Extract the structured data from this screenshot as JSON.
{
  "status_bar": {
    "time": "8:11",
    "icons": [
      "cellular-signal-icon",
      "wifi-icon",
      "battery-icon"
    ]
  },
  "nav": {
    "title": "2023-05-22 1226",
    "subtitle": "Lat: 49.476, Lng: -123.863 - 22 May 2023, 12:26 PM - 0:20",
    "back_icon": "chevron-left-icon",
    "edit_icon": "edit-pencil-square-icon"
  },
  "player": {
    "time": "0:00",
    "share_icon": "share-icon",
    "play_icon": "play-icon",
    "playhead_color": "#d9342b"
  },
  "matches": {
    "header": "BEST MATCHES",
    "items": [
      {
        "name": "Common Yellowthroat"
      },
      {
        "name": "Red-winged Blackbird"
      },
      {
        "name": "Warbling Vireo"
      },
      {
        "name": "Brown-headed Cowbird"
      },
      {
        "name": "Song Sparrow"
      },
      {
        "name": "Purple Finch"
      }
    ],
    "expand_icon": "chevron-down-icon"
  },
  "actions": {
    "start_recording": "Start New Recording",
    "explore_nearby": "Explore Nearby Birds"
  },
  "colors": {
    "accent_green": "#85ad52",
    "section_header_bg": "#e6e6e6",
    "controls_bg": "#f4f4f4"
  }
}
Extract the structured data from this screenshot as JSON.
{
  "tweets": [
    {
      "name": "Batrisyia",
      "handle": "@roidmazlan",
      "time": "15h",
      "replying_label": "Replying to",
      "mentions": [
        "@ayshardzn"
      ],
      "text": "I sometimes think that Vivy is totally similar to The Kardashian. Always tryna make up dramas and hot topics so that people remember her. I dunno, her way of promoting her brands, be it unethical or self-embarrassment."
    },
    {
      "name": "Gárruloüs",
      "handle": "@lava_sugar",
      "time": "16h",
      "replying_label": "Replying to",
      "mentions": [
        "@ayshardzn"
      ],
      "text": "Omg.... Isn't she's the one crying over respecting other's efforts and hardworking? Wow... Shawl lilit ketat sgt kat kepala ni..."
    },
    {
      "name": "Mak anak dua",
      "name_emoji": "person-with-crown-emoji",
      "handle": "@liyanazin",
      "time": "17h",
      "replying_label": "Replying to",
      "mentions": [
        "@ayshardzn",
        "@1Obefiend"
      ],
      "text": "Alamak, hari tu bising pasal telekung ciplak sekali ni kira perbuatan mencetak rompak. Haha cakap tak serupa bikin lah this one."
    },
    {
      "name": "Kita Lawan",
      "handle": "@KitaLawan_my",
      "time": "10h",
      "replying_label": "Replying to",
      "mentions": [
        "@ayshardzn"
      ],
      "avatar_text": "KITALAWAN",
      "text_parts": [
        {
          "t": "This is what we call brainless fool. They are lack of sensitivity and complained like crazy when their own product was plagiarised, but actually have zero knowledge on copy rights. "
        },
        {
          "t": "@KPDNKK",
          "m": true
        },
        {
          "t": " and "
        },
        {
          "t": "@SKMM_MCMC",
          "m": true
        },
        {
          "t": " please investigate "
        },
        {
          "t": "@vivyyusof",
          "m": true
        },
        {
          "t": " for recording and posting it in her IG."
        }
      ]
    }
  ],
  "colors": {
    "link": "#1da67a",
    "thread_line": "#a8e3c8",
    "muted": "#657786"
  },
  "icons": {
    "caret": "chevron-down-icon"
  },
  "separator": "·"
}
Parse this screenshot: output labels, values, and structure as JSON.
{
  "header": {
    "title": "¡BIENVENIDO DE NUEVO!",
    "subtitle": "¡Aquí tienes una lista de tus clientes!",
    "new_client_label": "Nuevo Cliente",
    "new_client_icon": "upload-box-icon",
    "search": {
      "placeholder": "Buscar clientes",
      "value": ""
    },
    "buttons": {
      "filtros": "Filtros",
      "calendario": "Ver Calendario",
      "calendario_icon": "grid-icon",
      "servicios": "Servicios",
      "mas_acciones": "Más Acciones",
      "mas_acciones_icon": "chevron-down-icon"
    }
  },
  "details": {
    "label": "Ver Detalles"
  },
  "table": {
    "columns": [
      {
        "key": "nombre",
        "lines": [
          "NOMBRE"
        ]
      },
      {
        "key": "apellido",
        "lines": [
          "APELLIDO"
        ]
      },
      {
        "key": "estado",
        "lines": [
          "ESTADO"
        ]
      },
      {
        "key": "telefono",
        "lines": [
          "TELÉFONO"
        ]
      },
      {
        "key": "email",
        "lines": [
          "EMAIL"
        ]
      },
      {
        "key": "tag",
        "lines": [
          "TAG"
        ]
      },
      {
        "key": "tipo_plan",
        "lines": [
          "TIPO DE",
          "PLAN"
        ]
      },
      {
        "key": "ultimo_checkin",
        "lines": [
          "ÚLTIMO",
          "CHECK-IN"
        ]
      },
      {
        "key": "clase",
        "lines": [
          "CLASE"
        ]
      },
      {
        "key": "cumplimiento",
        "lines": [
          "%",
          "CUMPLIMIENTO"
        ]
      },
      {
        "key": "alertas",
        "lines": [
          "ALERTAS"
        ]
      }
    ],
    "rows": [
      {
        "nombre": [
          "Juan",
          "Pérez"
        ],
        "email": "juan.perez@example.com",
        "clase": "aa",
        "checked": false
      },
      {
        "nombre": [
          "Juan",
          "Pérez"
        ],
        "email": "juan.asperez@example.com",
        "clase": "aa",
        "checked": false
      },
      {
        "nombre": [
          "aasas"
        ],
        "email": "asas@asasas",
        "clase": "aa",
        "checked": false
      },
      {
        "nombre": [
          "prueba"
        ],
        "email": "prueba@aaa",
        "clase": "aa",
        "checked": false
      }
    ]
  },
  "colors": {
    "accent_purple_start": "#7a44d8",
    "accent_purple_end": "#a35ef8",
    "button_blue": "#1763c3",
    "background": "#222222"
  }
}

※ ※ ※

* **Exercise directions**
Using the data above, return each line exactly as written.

* **Answer space**
Extract the structured data from this screenshot as JSON.
{
  "status_bar": {
    "time": "8:11",
    "icons": [
      "cellular-signal-icon",
      "wifi-icon",
      "battery-icon"
    ]
  },
  "nav": {
    "title": "2023-05-22 1226",
    "subtitle": "Lat: 49.476, Lng: -123.863 - 22 May 2023, 12:26 PM - 0:20",
    "back_icon": "chevron-left-icon",
    "edit_icon": "edit-pencil-square-icon"
  },
  "player": {
    "time": "0:00",
    "share_icon": "share-icon",
    "play_icon": "play-icon",
    "playhead_color": "#d9342b"
  },
  "matches": {
    "header": "BEST MATCHES",
    "items": [
      {
        "name": "Common Yellowthroat"
      },
      {
        "name": "Red-winged Blackbird"
      },
      {
        "name": "Warbling Vireo"
      },
      {
        "name": "Brown-headed Cowbird"
      },
      {
        "name": "Song Sparrow"
      },
      {
        "name": "Purple Finch"
      }
    ],
    "expand_icon": "chevron-down-icon"
  },
  "actions": {
    "start_recording": "Start New Recording",
    "explore_nearby": "Explore Nearby Birds"
  },
  "colors": {
    "accent_green": "#85ad52",
    "section_header_bg": "#e6e6e6",
    "controls_bg": "#f4f4f4"
  }
}
Extract the structured data from this screenshot as JSON.
{
  "tweets": [
    {
      "name": "Batrisyia",
      "handle": "@roidmazlan",
      "time": "15h",
      "replying_label": "Replying to",
      "mentions": [
        "@ayshardzn"
      ],
      "text": "I sometimes think that Vivy is totally similar to The Kardashian. Always tryna make up dramas and hot topics so that people remember her. I dunno, her way of promoting her brands, be it unethical or self-embarrassment."
    },
    {
      "name": "Gárruloüs",
      "handle": "@lava_sugar",
      "time": "16h",
      "replying_label": "Replying to",
      "mentions": [
        "@ayshardzn"
      ],
      "text": "Omg.... Isn't she's the one crying over respecting other's efforts and hardworking? Wow... Shawl lilit ketat sgt kat kepala ni..."
    },
    {
      "name": "Mak anak dua",
      "name_emoji": "person-with-crown-emoji",
      "handle": "@liyanazin",
      "time": "17h",
      "replying_label": "Replying to",
      "mentions": [
        "@ayshardzn",
        "@1Obefiend"
      ],
      "text": "Alamak, hari tu bising pasal telekung ciplak sekali ni kira perbuatan mencetak rompak. Haha cakap tak serupa bikin lah this one."
    },
    {
      "name": "Kita Lawan",
      "handle": "@KitaLawan_my",
      "time": "10h",
      "replying_label": "Replying to",
      "mentions": [
        "@ayshardzn"
      ],
      "avatar_text": "KITALAWAN",
      "text_parts": [
        {
          "t": "This is what we call brainless fool. They are lack of sensitivity and complained like crazy when their own product was plagiarised, but actually have zero knowledge on copy rights. "
        },
        {
          "t": "@KPDNKK",
          "m": true
        },
        {
          "t": " and "
        },
        {
          "t": "@SKMM_MCMC",
          "m": true
        },
        {
          "t": " please investigate "
        },
        {
          "t": "@vivyyusof",
          "m": true
        },
        {
          "t": " for recording and posting it in her IG."
        }
      ]
    }
  ],
  "colors": {
    "link": "#1da67a",
    "thread_line": "#a8e3c8",
    "muted": "#657786"
  },
  "icons": {
    "caret": "chevron-down-icon"
  },
  "separator": "·"
}
Parse this screenshot: output labels, values, and structure as JSON.
{
  "header": {
    "title": "¡BIENVENIDO DE NUEVO!",
    "subtitle": "¡Aquí tienes una lista de tus clientes!",
    "new_client_label": "Nuevo Cliente",
    "new_client_icon": "upload-box-icon",
    "search": {
      "placeholder": "Buscar clientes",
      "value": ""
    },
    "buttons": {
      "filtros": "Filtros",
      "calendario": "Ver Calendario",
      "calendario_icon": "grid-icon",
      "servicios": "Servicios",
      "mas_acciones": "Más Acciones",
      "mas_acciones_icon": "chevron-down-icon"
    }
  },
  "details": {
    "label": "Ver Detalles"
  },
  "table": {
    "columns": [
      {
        "key": "nombre",
        "lines": [
          "NOMBRE"
        ]
      },
      {
        "key": "apellido",
        "lines": [
          "APELLIDO"
        ]
      },
      {
        "key": "estado",
        "lines": [
          "ESTADO"
        ]
      },
      {
        "key": "telefono",
        "lines": [
          "TELÉFONO"
        ]
      },
      {
        "key": "email",
        "lines": [
          "EMAIL"
        ]
      },
      {
        "key": "tag",
        "lines": [
          "TAG"
        ]
      },
      {
        "key": "tipo_plan",
        "lines": [
          "TIPO DE",
          "PLAN"
        ]
      },
      {
        "key": "ultimo_checkin",
        "lines": [
          "ÚLTIMO",
          "CHECK-IN"
        ]
      },
      {
        "key": "clase",
        "lines": [
          "CLASE"
        ]
      },
      {
        "key": "cumplimiento",
        "lines": [
          "%",
          "CUMPLIMIENTO"
        ]
      },
      {
        "key": "alertas",
        "lines": [
          "ALERTAS"
        ]
      }
    ],
    "rows": [
      {
        "nombre": [
          "Juan",
          "Pérez"
        ],
        "email": "juan.perez@example.com",
        "clase": "aa",
        "checked": false
      },
      {
        "nombre": [
          "Juan",
          "Pérez"
        ],
        "email": "juan.asperez@example.com",
        "clase": "aa",
        "checked": false
      },
      {
        "nombre": [
          "aasas"
        ],
        "email": "asas@asasas",
        "clase": "aa",
        "checked": false
      },
      {
        "nombre": [
          "prueba"
        ],
        "email": "prueba@aaa",
        "clase": "aa",
        "checked": false
      }
    ]
  },
  "colors": {
    "accent_purple_start": "#7a44d8",
    "accent_purple_end": "#a35ef8",
    "button_blue": "#1763c3",
    "background": "#222222"
  }
}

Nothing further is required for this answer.